A pint of beer after a summer afternoon bike ride? Yes, please.

Flat Tire Lounge in Madrid, Iowa, can deliver just that. This bike-friendly bar opened in 2011 as the vision of a group of local friends.... Read More →

The National Trust for Historic Preservation works to save America's historic places. Join us today to help protect the places that matter to you.

Lauren Walser

Lauren Walser

Lauren Walser is the Los Angeles-based Field Editor at Preservation magazine. She enjoys writing and thinking about history, art, architecture, and public space.

[Historic Bars] Calaboose Grille in Owego, New York

Posted on: June 25th, 2015 by Jamesha Gibson

 


The Calaboose Grille is located in the former Tioga County jail in Owego, New York.

You walk into a small cell. You hear the rough roll and clink of the cell door as it slams shut behind you. Is this the end of the line? Is it a surreal “Locked Up Abroad” (or in Owego’s case, “Locked Up in a Small Town”) experience?

No. You’re just having a good drink and a good time at the Calaboose Grille.... Read More →

The National Trust for Historic Preservation works to save America's historic places. Join us today to help protect the places that matter to you.

Jamesha Gibson

Jamesha Gibson

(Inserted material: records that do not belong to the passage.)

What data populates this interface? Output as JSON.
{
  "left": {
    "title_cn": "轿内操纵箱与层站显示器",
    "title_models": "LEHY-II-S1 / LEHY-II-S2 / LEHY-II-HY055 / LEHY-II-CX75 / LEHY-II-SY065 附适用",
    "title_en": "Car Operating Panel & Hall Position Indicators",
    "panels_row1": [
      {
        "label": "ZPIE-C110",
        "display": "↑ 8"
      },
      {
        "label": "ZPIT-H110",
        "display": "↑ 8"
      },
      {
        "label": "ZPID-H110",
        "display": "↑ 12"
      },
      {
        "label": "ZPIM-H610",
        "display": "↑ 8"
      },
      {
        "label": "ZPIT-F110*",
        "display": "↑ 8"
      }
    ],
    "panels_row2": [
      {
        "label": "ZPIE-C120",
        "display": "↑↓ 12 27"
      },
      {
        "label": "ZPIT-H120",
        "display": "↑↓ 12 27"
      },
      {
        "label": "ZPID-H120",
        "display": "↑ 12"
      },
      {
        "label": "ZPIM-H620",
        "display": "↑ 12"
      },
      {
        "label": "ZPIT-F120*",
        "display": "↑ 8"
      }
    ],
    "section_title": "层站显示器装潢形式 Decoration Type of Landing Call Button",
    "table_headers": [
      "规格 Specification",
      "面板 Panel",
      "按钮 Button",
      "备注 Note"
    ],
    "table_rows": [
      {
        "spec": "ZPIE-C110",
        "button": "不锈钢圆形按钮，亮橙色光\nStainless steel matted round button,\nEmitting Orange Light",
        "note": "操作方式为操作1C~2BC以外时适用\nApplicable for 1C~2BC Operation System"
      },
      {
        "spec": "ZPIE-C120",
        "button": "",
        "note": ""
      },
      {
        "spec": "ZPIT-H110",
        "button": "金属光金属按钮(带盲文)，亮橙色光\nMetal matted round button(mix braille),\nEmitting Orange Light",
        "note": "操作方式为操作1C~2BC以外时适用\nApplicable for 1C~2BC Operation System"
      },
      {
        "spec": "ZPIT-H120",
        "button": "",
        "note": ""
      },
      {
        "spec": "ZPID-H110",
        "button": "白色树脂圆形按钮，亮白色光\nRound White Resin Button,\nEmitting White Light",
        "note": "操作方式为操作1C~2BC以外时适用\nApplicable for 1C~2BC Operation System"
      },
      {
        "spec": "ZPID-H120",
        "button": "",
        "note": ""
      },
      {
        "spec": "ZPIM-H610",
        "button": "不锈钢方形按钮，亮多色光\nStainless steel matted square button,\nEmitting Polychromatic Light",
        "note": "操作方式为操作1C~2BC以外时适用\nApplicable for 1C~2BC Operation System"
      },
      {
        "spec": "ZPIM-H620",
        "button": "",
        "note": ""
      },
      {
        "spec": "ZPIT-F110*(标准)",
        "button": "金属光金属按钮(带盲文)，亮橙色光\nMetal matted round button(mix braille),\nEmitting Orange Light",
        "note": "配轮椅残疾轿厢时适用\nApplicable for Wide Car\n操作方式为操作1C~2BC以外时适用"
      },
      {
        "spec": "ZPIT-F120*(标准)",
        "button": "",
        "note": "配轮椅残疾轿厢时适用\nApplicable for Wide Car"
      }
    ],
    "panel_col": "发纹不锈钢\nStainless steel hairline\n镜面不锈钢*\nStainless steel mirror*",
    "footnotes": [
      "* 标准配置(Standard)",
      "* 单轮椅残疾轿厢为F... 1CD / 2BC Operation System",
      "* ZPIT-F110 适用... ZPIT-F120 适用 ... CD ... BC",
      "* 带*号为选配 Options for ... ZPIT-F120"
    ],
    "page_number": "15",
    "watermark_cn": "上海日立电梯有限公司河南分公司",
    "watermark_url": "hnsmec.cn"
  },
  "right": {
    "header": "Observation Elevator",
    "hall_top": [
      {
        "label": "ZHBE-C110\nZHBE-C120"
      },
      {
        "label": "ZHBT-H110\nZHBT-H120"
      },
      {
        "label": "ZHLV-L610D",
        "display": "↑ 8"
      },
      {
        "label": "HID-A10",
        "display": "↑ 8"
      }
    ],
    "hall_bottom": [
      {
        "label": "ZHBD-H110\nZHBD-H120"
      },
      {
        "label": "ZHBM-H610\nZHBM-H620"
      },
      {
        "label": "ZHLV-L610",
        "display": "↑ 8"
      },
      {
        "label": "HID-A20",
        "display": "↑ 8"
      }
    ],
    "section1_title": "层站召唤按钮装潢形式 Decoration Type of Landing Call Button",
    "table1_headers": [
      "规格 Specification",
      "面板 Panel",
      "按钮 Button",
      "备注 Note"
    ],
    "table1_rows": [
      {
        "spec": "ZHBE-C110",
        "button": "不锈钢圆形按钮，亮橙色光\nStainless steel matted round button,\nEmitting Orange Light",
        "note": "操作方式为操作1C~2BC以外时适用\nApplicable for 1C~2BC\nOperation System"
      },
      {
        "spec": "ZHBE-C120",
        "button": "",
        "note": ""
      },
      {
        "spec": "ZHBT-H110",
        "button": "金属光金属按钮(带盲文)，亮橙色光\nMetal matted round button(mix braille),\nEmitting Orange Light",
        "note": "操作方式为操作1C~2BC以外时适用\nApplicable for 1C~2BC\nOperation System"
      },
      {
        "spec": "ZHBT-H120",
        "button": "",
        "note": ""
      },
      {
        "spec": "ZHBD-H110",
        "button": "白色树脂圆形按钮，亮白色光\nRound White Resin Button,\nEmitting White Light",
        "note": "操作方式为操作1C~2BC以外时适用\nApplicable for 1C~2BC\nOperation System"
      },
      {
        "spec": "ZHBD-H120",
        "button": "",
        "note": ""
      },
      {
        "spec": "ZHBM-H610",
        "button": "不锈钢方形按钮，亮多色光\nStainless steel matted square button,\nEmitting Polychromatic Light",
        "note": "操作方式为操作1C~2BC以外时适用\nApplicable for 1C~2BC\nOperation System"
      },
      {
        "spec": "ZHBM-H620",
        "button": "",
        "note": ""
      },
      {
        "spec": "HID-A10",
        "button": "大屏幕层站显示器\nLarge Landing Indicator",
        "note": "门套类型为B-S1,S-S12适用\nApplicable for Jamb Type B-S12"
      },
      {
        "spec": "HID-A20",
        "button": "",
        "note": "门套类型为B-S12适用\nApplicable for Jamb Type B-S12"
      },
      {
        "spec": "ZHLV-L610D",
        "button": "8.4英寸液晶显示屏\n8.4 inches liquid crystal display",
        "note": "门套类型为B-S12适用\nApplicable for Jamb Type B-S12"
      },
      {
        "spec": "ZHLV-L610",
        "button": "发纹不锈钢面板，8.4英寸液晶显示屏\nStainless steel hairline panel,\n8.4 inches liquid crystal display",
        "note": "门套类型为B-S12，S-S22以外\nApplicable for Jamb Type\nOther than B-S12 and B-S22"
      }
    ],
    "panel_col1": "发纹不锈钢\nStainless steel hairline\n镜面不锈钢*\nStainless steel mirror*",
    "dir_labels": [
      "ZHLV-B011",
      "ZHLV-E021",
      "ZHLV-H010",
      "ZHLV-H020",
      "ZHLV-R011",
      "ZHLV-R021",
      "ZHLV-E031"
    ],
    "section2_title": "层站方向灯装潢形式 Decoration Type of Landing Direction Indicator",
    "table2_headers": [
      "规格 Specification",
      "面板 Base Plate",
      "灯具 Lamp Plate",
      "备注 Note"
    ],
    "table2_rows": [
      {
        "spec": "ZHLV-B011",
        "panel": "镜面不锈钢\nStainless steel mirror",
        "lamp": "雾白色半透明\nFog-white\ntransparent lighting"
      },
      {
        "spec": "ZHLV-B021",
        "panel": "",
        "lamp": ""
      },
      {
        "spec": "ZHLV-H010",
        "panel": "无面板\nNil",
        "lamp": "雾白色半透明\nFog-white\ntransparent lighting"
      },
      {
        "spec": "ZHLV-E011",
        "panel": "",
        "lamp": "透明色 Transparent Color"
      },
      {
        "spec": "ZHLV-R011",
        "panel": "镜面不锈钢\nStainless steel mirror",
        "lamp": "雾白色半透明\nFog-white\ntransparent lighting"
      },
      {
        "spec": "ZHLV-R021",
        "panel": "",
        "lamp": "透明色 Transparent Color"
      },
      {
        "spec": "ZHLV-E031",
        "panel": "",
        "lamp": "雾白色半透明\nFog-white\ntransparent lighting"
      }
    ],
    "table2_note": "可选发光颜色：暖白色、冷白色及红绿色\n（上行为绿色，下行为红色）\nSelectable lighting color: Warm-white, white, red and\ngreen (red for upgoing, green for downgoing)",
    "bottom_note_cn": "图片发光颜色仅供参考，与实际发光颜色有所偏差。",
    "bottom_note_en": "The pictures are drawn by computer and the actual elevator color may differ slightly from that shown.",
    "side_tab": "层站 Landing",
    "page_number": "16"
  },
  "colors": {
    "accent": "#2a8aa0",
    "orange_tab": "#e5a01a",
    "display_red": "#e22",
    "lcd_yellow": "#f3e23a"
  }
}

Jamesha Gibson is an Editorial Intern at the National Trust. She is passionate about using historic preservation as an avenue for underrepresented communities to share their unique stories. Jamesha also enjoys learning about other cultures through reading, art, language, dancing, and especially cuisine.